(Records from a collection)
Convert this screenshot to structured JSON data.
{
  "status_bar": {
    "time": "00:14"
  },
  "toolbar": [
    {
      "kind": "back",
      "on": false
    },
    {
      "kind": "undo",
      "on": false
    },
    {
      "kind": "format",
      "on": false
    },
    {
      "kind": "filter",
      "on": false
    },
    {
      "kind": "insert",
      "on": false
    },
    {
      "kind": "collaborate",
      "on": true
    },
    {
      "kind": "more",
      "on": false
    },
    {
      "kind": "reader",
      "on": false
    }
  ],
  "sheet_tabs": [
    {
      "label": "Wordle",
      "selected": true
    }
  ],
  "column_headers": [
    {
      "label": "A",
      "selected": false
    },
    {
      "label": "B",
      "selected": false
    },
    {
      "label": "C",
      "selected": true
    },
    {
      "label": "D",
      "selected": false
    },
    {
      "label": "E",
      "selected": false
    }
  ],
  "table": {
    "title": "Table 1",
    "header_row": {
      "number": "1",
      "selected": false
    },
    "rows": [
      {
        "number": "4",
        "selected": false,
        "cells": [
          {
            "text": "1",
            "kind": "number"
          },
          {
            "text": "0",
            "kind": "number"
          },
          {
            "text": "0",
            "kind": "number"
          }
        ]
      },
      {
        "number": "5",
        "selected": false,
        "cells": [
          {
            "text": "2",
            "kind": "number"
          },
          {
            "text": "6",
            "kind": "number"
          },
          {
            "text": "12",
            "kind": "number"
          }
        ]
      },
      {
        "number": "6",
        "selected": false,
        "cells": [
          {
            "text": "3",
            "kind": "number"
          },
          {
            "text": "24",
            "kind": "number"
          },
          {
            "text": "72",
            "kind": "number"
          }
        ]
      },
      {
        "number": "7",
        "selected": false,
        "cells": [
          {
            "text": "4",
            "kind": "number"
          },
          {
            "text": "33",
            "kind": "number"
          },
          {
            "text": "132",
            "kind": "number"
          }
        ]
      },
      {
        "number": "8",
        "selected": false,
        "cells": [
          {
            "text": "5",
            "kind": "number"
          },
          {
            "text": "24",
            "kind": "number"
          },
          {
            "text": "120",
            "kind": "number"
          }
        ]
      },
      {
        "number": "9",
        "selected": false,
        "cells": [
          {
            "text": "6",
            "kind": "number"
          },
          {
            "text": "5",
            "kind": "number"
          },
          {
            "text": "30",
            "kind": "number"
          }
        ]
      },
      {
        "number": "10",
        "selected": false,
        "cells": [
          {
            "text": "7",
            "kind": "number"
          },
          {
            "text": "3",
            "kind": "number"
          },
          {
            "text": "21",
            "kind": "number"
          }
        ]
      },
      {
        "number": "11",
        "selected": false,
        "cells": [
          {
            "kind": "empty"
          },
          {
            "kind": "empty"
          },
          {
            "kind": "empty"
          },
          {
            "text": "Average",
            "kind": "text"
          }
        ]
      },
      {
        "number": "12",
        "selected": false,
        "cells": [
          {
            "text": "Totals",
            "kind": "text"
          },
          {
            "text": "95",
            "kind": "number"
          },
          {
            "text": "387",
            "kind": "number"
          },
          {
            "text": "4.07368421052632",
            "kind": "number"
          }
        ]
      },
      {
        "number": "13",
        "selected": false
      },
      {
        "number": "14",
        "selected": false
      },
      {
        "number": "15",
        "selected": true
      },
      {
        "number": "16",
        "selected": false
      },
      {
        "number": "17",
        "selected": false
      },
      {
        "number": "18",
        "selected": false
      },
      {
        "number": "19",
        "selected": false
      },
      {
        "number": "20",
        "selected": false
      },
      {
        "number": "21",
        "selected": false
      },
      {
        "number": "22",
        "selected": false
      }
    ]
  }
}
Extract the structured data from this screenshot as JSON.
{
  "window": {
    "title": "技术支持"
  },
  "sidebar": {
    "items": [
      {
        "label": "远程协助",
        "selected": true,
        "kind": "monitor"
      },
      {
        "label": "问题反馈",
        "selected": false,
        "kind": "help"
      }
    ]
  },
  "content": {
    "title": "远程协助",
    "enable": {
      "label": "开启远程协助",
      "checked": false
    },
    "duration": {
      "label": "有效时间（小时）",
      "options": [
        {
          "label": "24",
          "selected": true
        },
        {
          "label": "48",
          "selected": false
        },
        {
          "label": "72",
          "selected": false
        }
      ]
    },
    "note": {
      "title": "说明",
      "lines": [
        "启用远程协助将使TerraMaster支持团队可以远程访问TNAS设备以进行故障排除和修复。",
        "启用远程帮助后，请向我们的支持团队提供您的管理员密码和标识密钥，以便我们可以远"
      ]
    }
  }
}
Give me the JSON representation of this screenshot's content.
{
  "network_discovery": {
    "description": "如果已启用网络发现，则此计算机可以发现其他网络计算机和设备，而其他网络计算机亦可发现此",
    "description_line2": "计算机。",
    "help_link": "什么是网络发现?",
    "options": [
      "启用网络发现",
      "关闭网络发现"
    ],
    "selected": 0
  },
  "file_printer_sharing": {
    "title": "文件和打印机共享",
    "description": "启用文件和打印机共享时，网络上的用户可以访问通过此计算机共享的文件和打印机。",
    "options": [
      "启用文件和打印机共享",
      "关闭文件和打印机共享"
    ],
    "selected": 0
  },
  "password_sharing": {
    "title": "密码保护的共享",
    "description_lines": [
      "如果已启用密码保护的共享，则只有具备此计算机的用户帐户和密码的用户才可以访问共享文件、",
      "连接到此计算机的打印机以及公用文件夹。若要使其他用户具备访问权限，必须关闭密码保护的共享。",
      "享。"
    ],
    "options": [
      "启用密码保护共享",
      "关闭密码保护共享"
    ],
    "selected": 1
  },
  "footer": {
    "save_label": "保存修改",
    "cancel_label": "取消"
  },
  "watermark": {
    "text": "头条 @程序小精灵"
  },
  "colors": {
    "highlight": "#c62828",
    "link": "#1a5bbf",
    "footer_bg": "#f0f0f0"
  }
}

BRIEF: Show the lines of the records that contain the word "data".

SOLUTION TO THIS TASK:
Convert this screenshot to structured JSON data.
Extract the structured data from this screenshot as JSON.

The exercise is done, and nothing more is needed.